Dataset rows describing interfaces
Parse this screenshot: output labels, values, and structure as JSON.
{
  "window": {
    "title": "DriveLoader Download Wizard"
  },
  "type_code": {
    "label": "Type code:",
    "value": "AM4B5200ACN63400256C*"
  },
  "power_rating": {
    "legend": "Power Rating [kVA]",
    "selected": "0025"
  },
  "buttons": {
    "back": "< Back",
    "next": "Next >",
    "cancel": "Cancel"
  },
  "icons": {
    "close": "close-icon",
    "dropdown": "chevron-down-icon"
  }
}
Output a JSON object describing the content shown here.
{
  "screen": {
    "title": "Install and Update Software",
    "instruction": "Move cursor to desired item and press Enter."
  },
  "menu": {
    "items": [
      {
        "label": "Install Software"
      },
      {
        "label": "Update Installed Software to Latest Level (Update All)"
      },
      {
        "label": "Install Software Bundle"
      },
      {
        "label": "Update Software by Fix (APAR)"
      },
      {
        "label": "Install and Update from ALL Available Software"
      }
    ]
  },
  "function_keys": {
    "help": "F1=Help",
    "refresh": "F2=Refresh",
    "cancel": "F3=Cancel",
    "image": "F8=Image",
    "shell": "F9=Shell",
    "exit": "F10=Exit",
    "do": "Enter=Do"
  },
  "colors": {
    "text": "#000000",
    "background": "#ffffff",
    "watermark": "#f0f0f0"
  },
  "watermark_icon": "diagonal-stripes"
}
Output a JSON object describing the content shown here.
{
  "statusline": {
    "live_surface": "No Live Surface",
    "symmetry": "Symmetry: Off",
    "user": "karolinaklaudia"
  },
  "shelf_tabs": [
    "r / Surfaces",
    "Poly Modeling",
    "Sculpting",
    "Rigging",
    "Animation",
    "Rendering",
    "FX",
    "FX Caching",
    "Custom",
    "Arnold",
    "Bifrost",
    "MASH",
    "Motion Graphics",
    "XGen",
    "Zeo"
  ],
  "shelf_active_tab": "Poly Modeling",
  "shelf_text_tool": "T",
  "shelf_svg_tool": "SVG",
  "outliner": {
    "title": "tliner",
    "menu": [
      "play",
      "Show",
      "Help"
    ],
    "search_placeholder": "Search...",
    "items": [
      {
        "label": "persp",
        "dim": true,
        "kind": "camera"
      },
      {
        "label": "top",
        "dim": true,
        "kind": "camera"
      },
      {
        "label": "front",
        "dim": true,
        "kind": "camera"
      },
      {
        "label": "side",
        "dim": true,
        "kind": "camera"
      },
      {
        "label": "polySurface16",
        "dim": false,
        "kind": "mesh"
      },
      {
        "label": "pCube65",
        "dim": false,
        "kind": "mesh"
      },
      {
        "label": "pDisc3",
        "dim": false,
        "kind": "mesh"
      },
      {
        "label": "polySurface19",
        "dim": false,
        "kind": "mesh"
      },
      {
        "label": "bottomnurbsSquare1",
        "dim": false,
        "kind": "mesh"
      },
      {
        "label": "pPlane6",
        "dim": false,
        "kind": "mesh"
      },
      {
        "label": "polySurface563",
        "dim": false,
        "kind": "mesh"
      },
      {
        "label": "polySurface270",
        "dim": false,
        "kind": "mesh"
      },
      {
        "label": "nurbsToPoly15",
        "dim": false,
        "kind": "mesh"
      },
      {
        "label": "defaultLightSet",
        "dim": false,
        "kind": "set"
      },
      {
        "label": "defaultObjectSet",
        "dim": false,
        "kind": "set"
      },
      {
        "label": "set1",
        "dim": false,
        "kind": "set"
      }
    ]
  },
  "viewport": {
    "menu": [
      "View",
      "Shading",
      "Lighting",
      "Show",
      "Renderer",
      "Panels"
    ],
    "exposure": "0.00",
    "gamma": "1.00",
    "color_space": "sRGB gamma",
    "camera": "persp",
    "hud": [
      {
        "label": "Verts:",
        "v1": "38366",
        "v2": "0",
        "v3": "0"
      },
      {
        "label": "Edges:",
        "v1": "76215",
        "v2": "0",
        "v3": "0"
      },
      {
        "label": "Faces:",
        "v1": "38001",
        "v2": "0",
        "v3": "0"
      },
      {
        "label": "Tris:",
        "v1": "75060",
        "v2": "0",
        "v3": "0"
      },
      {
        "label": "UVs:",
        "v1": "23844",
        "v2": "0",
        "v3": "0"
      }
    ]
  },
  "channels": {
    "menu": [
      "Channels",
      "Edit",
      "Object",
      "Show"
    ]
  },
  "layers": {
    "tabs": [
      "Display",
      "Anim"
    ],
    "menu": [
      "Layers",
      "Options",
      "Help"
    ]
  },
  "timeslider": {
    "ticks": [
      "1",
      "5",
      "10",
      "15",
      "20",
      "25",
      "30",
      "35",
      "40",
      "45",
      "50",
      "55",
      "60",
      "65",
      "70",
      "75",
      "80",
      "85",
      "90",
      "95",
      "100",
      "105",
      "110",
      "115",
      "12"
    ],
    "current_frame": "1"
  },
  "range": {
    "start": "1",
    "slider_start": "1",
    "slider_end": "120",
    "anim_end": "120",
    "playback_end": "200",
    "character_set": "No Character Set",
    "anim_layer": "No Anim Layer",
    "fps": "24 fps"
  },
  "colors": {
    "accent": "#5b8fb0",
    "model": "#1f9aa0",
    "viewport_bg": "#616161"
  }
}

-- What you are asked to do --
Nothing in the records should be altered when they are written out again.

-- Solution to the exercise --
Parse this screenshot: output labels, values, and structure as JSON.
{
  "window": {
    "title": "DriveLoader Download Wizard"
  },
  "type_code": {
    "label": "Type code:",
    "value": "AM4B5200ACN63400256C*"
  },
  "power_rating": {
    "legend": "Power Rating [kVA]",
    "selected": "0025"
  },
  "buttons": {
    "back": "< Back",
    "next": "Next >",
    "cancel": "Cancel"
  },
  "icons": {
    "close": "close-icon",
    "dropdown": "chevron-down-icon"
  }
}
Output a JSON object describing the content shown here.
{
  "screen": {
    "title": "Install and Update Software",
    "instruction": "Move cursor to desired item and press Enter."
  },
  "menu": {
    "items": [
      {
        "label": "Install Software"
      },
      {
        "label": "Update Installed Software to Latest Level (Update All)"
      },
      {
        "label": "Install Software Bundle"
      },
      {
        "label": "Update Software by Fix (APAR)"
      },
      {
        "label": "Install and Update from ALL Available Software"
      }
    ]
  },
  "function_keys": {
    "help": "F1=Help",
    "refresh": "F2=Refresh",
    "cancel": "F3=Cancel",
    "image": "F8=Image",
    "shell": "F9=Shell",
    "exit": "F10=Exit",
    "do": "Enter=Do"
  },
  "colors": {
    "text": "#000000",
    "background": "#ffffff",
    "watermark": "#f0f0f0"
  },
  "watermark_icon": "diagonal-stripes"
}
Output a JSON object describing the content shown here.
{
  "statusline": {
    "live_surface": "No Live Surface",
    "symmetry": "Symmetry: Off",
    "user": "karolinaklaudia"
  },
  "shelf_tabs": [
    "r / Surfaces",
    "Poly Modeling",
    "Sculpting",
    "Rigging",
    "Animation",
    "Rendering",
    "FX",
    "FX Caching",
    "Custom",
    "Arnold",
    "Bifrost",
    "MASH",
    "Motion Graphics",
    "XGen",
    "Zeo"
  ],
  "shelf_active_tab": "Poly Modeling",
  "shelf_text_tool": "T",
  "shelf_svg_tool": "SVG",
  "outliner": {
    "title": "tliner",
    "menu": [
      "play",
      "Show",
      "Help"
    ],
    "search_placeholder": "Search...",
    "items": [
      {
        "label": "persp",
        "dim": true,
        "kind": "camera"
      },
      {
        "label": "top",
        "dim": true,
        "kind": "camera"
      },
      {
        "label": "front",
        "dim": true,
        "kind": "camera"
      },
      {
        "label": "side",
        "dim": true,
        "kind": "camera"
      },
      {
        "label": "polySurface16",
        "dim": false,
        "kind": "mesh"
      },
      {
        "label": "pCube65",
        "dim": false,
        "kind": "mesh"
      },
      {
        "label": "pDisc3",
        "dim": false,
        "kind": "mesh"
      },
      {
        "label": "polySurface19",
        "dim": false,
        "kind": "mesh"
      },
      {
        "label": "bottomnurbsSquare1",
        "dim": false,
        "kind": "mesh"
      },
      {
        "label": "pPlane6",
        "dim": false,
        "kind": "mesh"
      },
      {
        "label": "polySurface563",
        "dim": false,
        "kind": "mesh"
      },
      {
        "label": "polySurface270",
        "dim": false,
        "kind": "mesh"
      },
      {
        "label": "nurbsToPoly15",
        "dim": false,
        "kind": "mesh"
      },
      {
        "label": "defaultLightSet",
        "dim": false,
        "kind": "set"
      },
      {
        "label": "defaultObjectSet",
        "dim": false,
        "kind": "set"
      },
      {
        "label": "set1",
        "dim": false,
        "kind": "set"
      }
    ]
  },
  "viewport": {
    "menu": [
      "View",
      "Shading",
      "Lighting",
      "Show",
      "Renderer",
      "Panels"
    ],
    "exposure": "0.00",
    "gamma": "1.00",
    "color_space": "sRGB gamma",
    "camera": "persp",
    "hud": [
      {
        "label": "Verts:",
        "v1": "38366",
        "v2": "0",
        "v3": "0"
      },
      {
        "label": "Edges:",
        "v1": "76215",
        "v2": "0",
        "v3": "0"
      },
      {
        "label": "Faces:",
        "v1": "38001",
        "v2": "0",
        "v3": "0"
      },
      {
        "label": "Tris:",
        "v1": "75060",
        "v2": "0",
        "v3": "0"
      },
      {
        "label": "UVs:",
        "v1": "23844",
        "v2": "0",
        "v3": "0"
      }
    ]
  },
  "channels": {
    "menu": [
      "Channels",
      "Edit",
      "Object",
      "Show"
    ]
  },
  "layers": {
    "tabs": [
      "Display",
      "Anim"
    ],
    "menu": [
      "Layers",
      "Options",
      "Help"
    ]
  },
  "timeslider": {
    "ticks": [
      "1",
      "5",
      "10",
      "15",
      "20",
      "25",
      "30",
      "35",
      "40",
      "45",
      "50",
      "55",
      "60",
      "65",
      "70",
      "75",
      "80",
      "85",
      "90",
      "95",
      "100",
      "105",
      "110",
      "115",
      "12"
    ],
    "current_frame": "1"
  },
  "range": {
    "start": "1",
    "slider_start": "1",
    "slider_end": "120",
    "anim_end": "120",
    "playback_end": "200",
    "character_set": "No Character Set",
    "anim_layer": "No Anim Layer",
    "fps": "24 fps"
  },
  "colors": {
    "accent": "#5b8fb0",
    "model": "#1f9aa0",
    "viewport_bg": "#616161"
  }
}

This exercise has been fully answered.